● **THE TASK**:
Each entry must be restated word for word.

● **SOURCE MATERIAL**:

+ + + + +

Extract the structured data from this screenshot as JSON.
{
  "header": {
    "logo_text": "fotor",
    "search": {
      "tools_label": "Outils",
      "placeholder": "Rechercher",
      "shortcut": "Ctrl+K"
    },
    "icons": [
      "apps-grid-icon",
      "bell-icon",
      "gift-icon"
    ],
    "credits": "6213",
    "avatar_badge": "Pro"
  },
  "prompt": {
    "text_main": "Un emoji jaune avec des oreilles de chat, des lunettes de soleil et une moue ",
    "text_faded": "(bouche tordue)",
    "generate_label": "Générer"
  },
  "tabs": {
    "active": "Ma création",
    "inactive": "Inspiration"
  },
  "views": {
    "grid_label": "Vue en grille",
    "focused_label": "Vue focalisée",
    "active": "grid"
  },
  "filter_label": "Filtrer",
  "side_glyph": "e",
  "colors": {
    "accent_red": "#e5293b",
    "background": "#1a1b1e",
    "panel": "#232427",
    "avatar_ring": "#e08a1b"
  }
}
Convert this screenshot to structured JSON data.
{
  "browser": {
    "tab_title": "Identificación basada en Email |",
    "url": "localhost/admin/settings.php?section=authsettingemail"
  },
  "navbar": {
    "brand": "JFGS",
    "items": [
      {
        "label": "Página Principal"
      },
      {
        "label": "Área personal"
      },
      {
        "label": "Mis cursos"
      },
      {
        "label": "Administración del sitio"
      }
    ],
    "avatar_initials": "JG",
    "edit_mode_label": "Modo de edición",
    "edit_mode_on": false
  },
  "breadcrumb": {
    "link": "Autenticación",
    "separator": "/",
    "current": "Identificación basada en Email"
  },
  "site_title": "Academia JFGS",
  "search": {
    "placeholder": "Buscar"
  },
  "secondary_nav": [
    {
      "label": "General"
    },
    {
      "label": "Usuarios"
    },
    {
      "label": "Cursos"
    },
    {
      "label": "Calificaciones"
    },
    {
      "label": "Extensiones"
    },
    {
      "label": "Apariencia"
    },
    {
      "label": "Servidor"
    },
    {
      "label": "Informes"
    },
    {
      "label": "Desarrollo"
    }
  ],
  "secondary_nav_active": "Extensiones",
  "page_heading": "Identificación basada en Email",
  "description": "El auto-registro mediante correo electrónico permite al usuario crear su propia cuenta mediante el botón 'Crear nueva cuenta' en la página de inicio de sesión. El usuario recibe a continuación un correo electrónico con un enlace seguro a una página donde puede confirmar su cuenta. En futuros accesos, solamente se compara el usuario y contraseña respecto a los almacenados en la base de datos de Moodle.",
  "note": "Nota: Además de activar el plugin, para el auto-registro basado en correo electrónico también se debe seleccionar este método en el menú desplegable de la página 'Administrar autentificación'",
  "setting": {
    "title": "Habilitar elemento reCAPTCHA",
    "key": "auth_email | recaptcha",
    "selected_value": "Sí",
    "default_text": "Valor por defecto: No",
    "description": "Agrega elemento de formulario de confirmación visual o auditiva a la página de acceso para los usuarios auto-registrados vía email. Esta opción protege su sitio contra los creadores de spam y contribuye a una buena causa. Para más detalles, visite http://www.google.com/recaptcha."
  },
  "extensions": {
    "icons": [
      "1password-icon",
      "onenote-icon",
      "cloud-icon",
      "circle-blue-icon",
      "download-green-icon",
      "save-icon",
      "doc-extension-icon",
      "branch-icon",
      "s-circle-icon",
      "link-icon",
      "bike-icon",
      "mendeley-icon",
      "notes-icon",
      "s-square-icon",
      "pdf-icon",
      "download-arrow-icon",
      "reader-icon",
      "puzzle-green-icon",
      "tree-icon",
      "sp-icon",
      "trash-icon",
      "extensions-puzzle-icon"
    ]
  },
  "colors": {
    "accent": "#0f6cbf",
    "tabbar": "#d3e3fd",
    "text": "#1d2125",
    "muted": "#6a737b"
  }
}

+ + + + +

● **RESPONSE AREA**:
Extract the structured data from this screenshot as JSON.
{
  "header": {
    "logo_text": "fotor",
    "search": {
      "tools_label": "Outils",
      "placeholder": "Rechercher",
      "shortcut": "Ctrl+K"
    },
    "icons": [
      "apps-grid-icon",
      "bell-icon",
      "gift-icon"
    ],
    "credits": "6213",
    "avatar_badge": "Pro"
  },
  "prompt": {
    "text_main": "Un emoji jaune avec des oreilles de chat, des lunettes de soleil et une moue ",
    "text_faded": "(bouche tordue)",
    "generate_label": "Générer"
  },
  "tabs": {
    "active": "Ma création",
    "inactive": "Inspiration"
  },
  "views": {
    "grid_label": "Vue en grille",
    "focused_label": "Vue focalisée",
    "active": "grid"
  },
  "filter_label": "Filtrer",
  "side_glyph": "e",
  "colors": {
    "accent_red": "#e5293b",
    "background": "#1a1b1e",
    "panel": "#232427",
    "avatar_ring": "#e08a1b"
  }
}
Convert this screenshot to structured JSON data.
{
  "browser": {
    "tab_title": "Identificación basada en Email |",
    "url": "localhost/admin/settings.php?section=authsettingemail"
  },
  "navbar": {
    "brand": "JFGS",
    "items": [
      {
        "label": "Página Principal"
      },
      {
        "label": "Área personal"
      },
      {
        "label": "Mis cursos"
      },
      {
        "label": "Administración del sitio"
      }
    ],
    "avatar_initials": "JG",
    "edit_mode_label": "Modo de edición",
    "edit_mode_on": false
  },
  "breadcrumb": {
    "link": "Autenticación",
    "separator": "/",
    "current": "Identificación basada en Email"
  },
  "site_title": "Academia JFGS",
  "search": {
    "placeholder": "Buscar"
  },
  "secondary_nav": [
    {
      "label": "General"
    },
    {
      "label": "Usuarios"
    },
    {
      "label": "Cursos"
    },
    {
      "label": "Calificaciones"
    },
    {
      "label": "Extensiones"
    },
    {
      "label": "Apariencia"
    },
    {
      "label": "Servidor"
    },
    {
      "label": "Informes"
    },
    {
      "label": "Desarrollo"
    }
  ],
  "secondary_nav_active": "Extensiones",
  "page_heading": "Identificación basada en Email",
  "description": "El auto-registro mediante correo electrónico permite al usuario crear su propia cuenta mediante el botón 'Crear nueva cuenta' en la página de inicio de sesión. El usuario recibe a continuación un correo electrónico con un enlace seguro a una página donde puede confirmar su cuenta. En futuros accesos, solamente se compara el usuario y contraseña respecto a los almacenados en la base de datos de Moodle.",
  "note": "Nota: Además de activar el plugin, para el auto-registro basado en correo electrónico también se debe seleccionar este método en el menú desplegable de la página 'Administrar autentificación'",
  "setting": {
    "title": "Habilitar elemento reCAPTCHA",
    "key": "auth_email | recaptcha",
    "selected_value": "Sí",
    "default_text": "Valor por defecto: No",
    "description": "Agrega elemento de formulario de confirmación visual o auditiva a la página de acceso para los usuarios auto-registrados vía email. Esta opción protege su sitio contra los creadores de spam y contribuye a una buena causa. Para más detalles, visite http://www.google.com/recaptcha."
  },
  "extensions": {
    "icons": [
      "1password-icon",
      "onenote-icon",
      "cloud-icon",
      "circle-blue-icon",
      "download-green-icon",
      "save-icon",
      "doc-extension-icon",
      "branch-icon",
      "s-circle-icon",
      "link-icon",
      "bike-icon",
      "mendeley-icon",
      "notes-icon",
      "s-square-icon",
      "pdf-icon",
      "download-arrow-icon",
      "reader-icon",
      "puzzle-green-icon",
      "tree-icon",
      "sp-icon",
      "trash-icon",
      "extensions-puzzle-icon"
    ]
  },
  "colors": {
    "accent": "#0f6cbf",
    "tabbar": "#d3e3fd",
    "text": "#1d2125",
    "muted": "#6a737b"
  }
}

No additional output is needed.